I guess I have NaNo on the brain right now. Understandably so… My writing group dubbed October “NaNo Prep Month,” so Steph, VA, and I have been trying to come up with exercises that we can do during our lunch meetings that will help the group prepare for the upcoming madness. Not all of us are outliners, so planning for something like NaNo is a stretch.

I won my first year writing by the seat of my pants. And, yet, I never finished the novel. It languishes to this day at about 56K. I put it down after winning NaNo for a “break,” and never felt like going back to it. At this point, I don’t know if I ever will. We all have dead manuscripts like that laying about don’t we?
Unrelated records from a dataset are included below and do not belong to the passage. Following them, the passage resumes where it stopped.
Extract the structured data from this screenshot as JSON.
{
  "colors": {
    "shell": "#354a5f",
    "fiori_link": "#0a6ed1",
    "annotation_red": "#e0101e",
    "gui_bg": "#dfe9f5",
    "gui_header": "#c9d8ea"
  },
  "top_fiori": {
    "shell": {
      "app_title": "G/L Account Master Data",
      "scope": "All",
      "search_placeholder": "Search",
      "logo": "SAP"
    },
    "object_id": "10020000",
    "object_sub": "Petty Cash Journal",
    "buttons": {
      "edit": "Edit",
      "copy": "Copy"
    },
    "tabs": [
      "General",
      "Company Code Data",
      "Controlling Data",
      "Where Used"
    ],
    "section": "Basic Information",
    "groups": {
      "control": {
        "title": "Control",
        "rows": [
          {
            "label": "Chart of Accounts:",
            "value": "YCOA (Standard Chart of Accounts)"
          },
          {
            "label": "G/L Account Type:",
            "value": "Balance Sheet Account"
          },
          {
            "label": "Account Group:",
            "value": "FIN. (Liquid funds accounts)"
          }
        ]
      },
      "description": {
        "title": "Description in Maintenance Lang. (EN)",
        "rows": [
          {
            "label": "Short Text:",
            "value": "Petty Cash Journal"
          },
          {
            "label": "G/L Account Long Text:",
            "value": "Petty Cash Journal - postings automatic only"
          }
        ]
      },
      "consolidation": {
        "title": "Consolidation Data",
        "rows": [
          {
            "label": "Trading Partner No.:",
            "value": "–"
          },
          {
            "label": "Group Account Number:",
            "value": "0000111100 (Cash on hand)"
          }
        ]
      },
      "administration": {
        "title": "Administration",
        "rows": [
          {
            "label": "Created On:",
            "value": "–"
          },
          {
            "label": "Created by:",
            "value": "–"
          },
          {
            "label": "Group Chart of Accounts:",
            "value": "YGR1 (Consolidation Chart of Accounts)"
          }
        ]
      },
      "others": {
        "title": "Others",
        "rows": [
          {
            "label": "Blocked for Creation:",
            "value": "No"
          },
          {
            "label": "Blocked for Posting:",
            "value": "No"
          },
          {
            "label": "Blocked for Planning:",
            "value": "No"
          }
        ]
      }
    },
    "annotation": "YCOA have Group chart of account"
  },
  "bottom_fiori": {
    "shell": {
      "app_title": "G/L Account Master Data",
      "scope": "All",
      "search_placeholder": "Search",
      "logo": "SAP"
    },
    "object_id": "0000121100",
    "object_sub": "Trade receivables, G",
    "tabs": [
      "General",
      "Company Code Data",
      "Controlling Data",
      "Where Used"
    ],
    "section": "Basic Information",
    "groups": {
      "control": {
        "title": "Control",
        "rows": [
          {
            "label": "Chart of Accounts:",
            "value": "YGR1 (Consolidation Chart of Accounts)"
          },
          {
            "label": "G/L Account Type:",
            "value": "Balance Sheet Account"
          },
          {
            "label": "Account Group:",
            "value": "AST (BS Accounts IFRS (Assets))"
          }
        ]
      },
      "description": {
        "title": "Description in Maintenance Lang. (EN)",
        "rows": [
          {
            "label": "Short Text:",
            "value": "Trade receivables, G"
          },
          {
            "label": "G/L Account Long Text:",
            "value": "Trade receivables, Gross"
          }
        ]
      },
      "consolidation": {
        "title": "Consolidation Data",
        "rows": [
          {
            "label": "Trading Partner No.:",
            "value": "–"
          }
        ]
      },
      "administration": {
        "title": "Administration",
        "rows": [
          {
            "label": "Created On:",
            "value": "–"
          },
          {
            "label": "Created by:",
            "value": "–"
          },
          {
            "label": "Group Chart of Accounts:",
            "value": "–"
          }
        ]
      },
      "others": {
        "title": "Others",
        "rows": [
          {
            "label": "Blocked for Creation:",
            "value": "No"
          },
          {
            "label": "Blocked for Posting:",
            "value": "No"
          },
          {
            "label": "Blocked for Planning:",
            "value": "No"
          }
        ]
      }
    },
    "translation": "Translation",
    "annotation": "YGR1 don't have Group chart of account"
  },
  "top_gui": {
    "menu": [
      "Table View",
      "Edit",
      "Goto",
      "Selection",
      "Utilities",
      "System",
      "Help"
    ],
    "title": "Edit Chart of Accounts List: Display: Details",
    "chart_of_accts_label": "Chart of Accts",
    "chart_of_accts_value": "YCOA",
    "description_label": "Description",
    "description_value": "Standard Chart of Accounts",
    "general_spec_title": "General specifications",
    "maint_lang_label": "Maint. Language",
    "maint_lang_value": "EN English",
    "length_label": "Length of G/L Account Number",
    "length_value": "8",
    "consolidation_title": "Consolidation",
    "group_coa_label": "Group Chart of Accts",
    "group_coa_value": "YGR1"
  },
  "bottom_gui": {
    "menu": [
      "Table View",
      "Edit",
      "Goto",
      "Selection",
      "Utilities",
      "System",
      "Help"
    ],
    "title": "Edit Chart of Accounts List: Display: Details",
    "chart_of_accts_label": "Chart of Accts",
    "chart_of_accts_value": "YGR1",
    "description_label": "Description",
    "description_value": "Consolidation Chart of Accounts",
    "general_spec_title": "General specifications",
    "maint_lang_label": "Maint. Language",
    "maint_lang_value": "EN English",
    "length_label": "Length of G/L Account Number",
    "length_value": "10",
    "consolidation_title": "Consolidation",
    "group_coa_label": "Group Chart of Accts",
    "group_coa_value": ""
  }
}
I won my second year with a brief outline. It was helpful to have something to go back to if I forgot what was to come next. I never write with outlines, so it was a new experience for me. Sadly, I realized halfway in (when it was too late to change for NaNo purposes) that I should have used 1st person POV instead of my preferred 3rd person. To get anything out of that novel requires a full rewrite, which I just haven’t been able to make as much progress on as I should have. I don’t know why… I’ve just been more into short fiction recently, and sometimes I think that revisions suck my creativity right out of me.

Last year, I had a fairly detailed outline, and I totally failed at NaNo. The outlined story had my interest intellectually, but I never really felt the story. I think that’s why it failed. It was too much like work, not enough like that creative spark that carries you away. The characters never took on a life of their own — I was forcing it. So, a few days in, I switched to another idea that I’d been pondering, but had not prepped for. I got a couple of chapters in and realized I’d made a huge mistake in Chapter 1. Sadly, that mistake was the premise for the whole plot thus far. I couldn’t face starting over again, so I gave up on NaNo and wrote short stories for the rest of the month.

I think I’ve decided that during our planning month, I’m going to noodle around with the urban fantasy novel idea. If I get something workable, I’ll go for that. But, if it never comes together, then I’ll focus NaNo on novel revisions. Possibly on the rewrite of my novel from 2006 (mentioned above — the 3rd to 1st person rewrite). I call it my Siren novel, because the main character is, in fact, a Siren.

Or, alternatively, I’ll work on the rewrite of the novel that I wrote in high school. It’s about a young group of sorcerers who have to save the world. I wrote the whole thing in high school, so the style and plotting are not up to snuff. It needs a total rewrite now that I actually have more skills on how to do those things. But I love those characters and their story, so I really want t finish it. This was the novel that first stole my heart and will always be my favorite pet project.

So, the possibilities are out there. I will see where NaNo Prep Month leads me!

And, not related to NaNo, I have to say, if you haven’t read “Outlast the Stars” over at Every Day Fiction today, you should. It’s great!